**TASK TO CARRY OUT:**
Reading the records below, find how many lines include the word "álló" and give that number alone.

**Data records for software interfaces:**
[Start of section]

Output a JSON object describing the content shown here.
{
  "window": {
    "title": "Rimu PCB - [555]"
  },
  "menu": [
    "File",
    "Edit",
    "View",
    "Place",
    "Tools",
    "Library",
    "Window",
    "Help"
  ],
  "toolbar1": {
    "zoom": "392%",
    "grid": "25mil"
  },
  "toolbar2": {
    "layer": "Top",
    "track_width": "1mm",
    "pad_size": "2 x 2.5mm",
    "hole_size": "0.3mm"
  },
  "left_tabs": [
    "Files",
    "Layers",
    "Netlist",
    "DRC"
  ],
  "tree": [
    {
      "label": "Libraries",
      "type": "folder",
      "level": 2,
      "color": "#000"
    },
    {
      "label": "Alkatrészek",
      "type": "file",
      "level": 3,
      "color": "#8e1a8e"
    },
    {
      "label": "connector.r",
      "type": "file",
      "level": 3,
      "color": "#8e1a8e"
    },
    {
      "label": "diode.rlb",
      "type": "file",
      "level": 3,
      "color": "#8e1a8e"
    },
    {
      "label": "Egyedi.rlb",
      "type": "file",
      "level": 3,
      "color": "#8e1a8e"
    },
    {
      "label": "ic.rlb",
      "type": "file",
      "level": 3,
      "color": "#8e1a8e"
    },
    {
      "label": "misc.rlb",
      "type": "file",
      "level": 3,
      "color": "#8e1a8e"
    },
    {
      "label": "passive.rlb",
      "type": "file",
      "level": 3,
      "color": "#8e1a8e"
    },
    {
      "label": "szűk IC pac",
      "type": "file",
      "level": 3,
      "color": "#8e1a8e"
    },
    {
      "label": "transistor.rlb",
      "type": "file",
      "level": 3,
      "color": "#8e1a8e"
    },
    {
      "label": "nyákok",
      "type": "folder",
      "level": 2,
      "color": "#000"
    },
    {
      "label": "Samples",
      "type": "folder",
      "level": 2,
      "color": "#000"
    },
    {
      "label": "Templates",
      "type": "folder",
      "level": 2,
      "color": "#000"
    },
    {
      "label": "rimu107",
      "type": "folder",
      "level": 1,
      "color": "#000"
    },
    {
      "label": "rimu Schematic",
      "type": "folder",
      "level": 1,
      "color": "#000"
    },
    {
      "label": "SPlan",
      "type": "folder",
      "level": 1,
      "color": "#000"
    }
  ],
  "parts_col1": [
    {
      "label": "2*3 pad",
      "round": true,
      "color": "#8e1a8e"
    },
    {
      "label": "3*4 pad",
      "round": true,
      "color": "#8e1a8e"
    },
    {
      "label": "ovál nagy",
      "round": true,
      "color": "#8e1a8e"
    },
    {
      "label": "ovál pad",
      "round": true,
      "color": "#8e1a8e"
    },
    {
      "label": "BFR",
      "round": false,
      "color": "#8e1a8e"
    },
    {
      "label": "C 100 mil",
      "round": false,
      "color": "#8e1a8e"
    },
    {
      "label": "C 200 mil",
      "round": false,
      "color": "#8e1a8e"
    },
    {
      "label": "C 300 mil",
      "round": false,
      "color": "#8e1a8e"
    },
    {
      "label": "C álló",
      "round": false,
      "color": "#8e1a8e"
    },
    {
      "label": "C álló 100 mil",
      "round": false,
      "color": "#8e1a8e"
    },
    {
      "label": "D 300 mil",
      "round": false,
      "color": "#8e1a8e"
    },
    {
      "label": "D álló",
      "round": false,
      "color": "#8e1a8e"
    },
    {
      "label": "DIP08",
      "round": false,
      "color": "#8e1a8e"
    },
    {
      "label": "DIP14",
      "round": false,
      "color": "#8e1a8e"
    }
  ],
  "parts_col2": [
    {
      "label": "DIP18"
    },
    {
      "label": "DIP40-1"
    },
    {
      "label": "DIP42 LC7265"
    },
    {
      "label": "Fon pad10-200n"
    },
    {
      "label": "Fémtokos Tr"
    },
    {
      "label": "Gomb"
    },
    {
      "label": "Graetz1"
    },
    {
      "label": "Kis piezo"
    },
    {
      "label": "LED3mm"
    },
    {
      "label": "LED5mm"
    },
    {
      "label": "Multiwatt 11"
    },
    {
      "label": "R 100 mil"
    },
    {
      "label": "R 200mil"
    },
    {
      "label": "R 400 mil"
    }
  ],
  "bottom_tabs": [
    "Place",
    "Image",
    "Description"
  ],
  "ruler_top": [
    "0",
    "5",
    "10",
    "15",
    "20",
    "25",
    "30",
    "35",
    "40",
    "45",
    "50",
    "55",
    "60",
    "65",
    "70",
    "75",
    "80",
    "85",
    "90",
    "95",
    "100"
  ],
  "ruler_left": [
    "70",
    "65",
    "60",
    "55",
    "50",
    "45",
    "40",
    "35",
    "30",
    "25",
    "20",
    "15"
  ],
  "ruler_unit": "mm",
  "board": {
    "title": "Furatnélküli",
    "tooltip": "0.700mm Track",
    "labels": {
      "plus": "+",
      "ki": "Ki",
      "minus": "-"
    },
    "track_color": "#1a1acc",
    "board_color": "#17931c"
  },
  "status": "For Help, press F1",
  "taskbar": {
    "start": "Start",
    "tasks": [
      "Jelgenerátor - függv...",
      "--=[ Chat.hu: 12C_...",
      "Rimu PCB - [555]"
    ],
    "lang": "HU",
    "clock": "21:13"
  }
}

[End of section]

**THE COMPLETED TASK:**
3